Things We Like: High Tech Tools That Enable Teens To Better Gather Neighborhood Data.

Posted on July 29th, 2010 at 11:52 am by in Things We Like

Things We Like: High Tech Tools That Enable Teens To Better Gather Neighborhood Data.

As you may have noticed recently if you follow our Twitter feed, Public Workshop has been working with the great folks at Landon Bone Baker Architects and their community partners to develop a program that enables them to have an even greater impact in the communities where they work than they are able to affect through affordable housing alone. In the next few days the project and its website will go 100% live and I’ll be able to tell you much, much more but in the meantime I want to share with you one of the really cool tools we’re using this summer.

Two of the biggest challenges in gathering data that is useful for the neighborhood, the City, the community partners and the architecture firm (Landon Bone Baker Architects) are the tremendous meticulousness required to do it properly and then the ‘sifting’ to make the information legible. I must say that we have been absolutely blown away by the skill of our teen interns- they have churned through both gathering and processing data in a manner that is jaw-droppingly impressive to watch. That being said, recording temperature, humidity, air quality, time of day and location at sixty different locations in the neighborhood, particularly when that data is time sensitive, is a real challenge.

What if it could happen seamlessly, allowing for observation of neighborhood use, conversation with passers-by and exploration of other possibilities?

Although our interns have proven outstanding at gathering data, they are particularly skilled at engaging with community members and their neighborhood in ways that adults simply can’t do. Thus, freeing them up to have these conversations and interactions (to make critical observations) while gathering data is incredibly beneficial to Shadelab.

This summer we are really lucky to have the support and partnership of Sensaris, and the use of one of their incredible mobile sensors, the City Senspod. This sensor, no larger than a wristwatch, unobtrusively maps the aforementioned data sets, quietly geo-locating and time stamping data as you move through a building, neighborhood or city. When paired with a bluetooth enabled phone, you can not only immediately see the data that is being gathered but it automatically uploads it to the internet so that you can see live feeds of the data being gathered. We are really looking forward to lofting the Senspod next week in our homemade neighborhood air quality sniffing satellite (imagine an oversized nose floating through the air). We also will be using the Senspod next week to test mapping the ‘health’ of safe-routes-to-school, something that a couple of our community partners are currently working on.

Please stop by Sensaris’ website to have a look at the really cool ‘toys’ they are creating and also have a look at some of the other great projects they are supporting. For example, they are currently partnering with IBM, attaching Senspods to cars that are traveling from Italy to China.
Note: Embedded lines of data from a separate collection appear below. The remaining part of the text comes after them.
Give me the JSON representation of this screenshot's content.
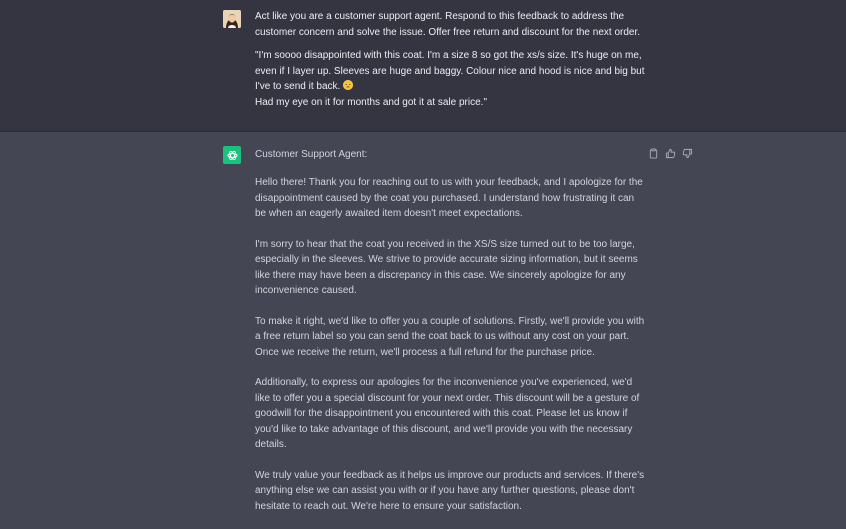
{
  "user": {
    "avatar_icon": "user-avatar-photo",
    "paragraphs": [
      "Act like you are a customer support agent. Respond to this feedback to address the customer concern and solve the issue. Offer free return and discount for the next order.",
      "\"I'm soooo disappointed with this coat. I'm a size 8 so got the xs/s size. It's huge on me, even if I layer up. Sleeves are huge and baggy. Colour nice and hood is nice and big but I've to send it back.",
      "Had my eye on it for months and got it at sale price.\""
    ],
    "emoji": "pensive-face-emoji"
  },
  "assistant": {
    "avatar_icon": "openai-logo-icon",
    "header": "Customer Support Agent:",
    "paragraphs": [
      "Hello there! Thank you for reaching out to us with your feedback, and I apologize for the disappointment caused by the coat you purchased. I understand how frustrating it can be when an eagerly awaited item doesn't meet expectations.",
      "I'm sorry to hear that the coat you received in the XS/S size turned out to be too large, especially in the sleeves. We strive to provide accurate sizing information, but it seems like there may have been a discrepancy in this case. We sincerely apologize for any inconvenience caused.",
      "To make it right, we'd like to offer you a couple of solutions. Firstly, we'll provide you with a free return label so you can send the coat back to us without any cost on your part. Once we receive the return, we'll process a full refund for the purchase price.",
      "Additionally, to express our apologies for the inconvenience you've experienced, we'd like to offer you a special discount for your next order. This discount will be a gesture of goodwill for the disappointment you encountered with this coat. Please let us know if you'd like to take advantage of this discount, and we'll provide you with the necessary details.",
      "We truly value your feedback as it helps us improve our products and services. If there's anything else we can assist you with or if you have any further questions, please don't hesitate to reach out. We're here to ensure your satisfaction."
    ],
    "actions": [
      "copy-icon",
      "thumbs-up-icon",
      "thumbs-down-icon"
    ]
  },
  "colors": {
    "user_bg": "#343541",
    "assistant_bg": "#444654",
    "bot_avatar": "#19c37d"
  }
}
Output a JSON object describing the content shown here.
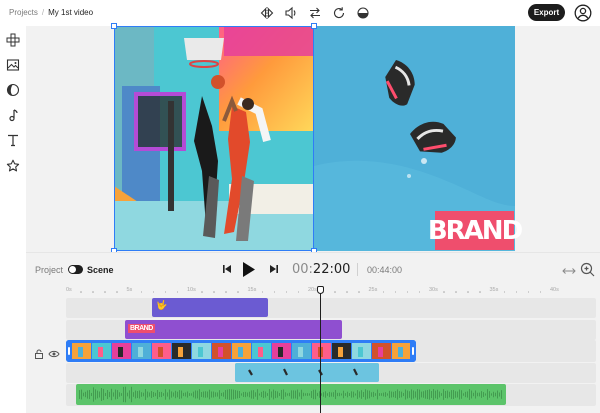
{
  "breadcrumb": {
    "parent": "Projects",
    "separator": "/",
    "current": "My 1st video"
  },
  "toolbar": {
    "icons": [
      "flip-horizontal-icon",
      "volume-icon",
      "swap-icon",
      "rotate-icon",
      "opacity-icon"
    ],
    "export_label": "Export",
    "account_icon": "user-circle-icon"
  },
  "sidebar": {
    "items": [
      {
        "name": "elements",
        "icon": "elements-icon"
      },
      {
        "name": "media",
        "icon": "media-icon"
      },
      {
        "name": "filters",
        "icon": "filter-icon"
      },
      {
        "name": "music",
        "icon": "music-note-icon"
      },
      {
        "name": "text",
        "icon": "text-icon"
      },
      {
        "name": "stickers",
        "icon": "star-icon"
      }
    ]
  },
  "canvas": {
    "brand_text": "BRAND",
    "brand_color": "#ef4e6d",
    "accent": "#2f7df6"
  },
  "controls": {
    "project_label": "Project",
    "scene_label": "Scene",
    "scene_toggle_on": true,
    "current_time_prefix": "00:",
    "current_time_main": "22:00",
    "total_time": "00:44:00"
  },
  "timeline": {
    "ticks": [
      "0s",
      "5s",
      "10s",
      "15s",
      "20s",
      "25s",
      "30s",
      "35s",
      "40s"
    ],
    "tracks": [
      {
        "type": "sticker",
        "color": "#6b5bd2",
        "label": "🤟"
      },
      {
        "type": "logo",
        "color": "#8f4fd0",
        "label": "BRAND"
      },
      {
        "type": "video",
        "color": "#2f7df6",
        "selected": true
      },
      {
        "type": "video-overlay",
        "color": "#7fd3e8"
      },
      {
        "type": "audio",
        "color": "#5cc46a"
      }
    ]
  }
}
And make sure you stop by the Public Workshop website in the next few days for more information on Shadelab and the great folks at Landon Bone Baker.
-Alex Gilliam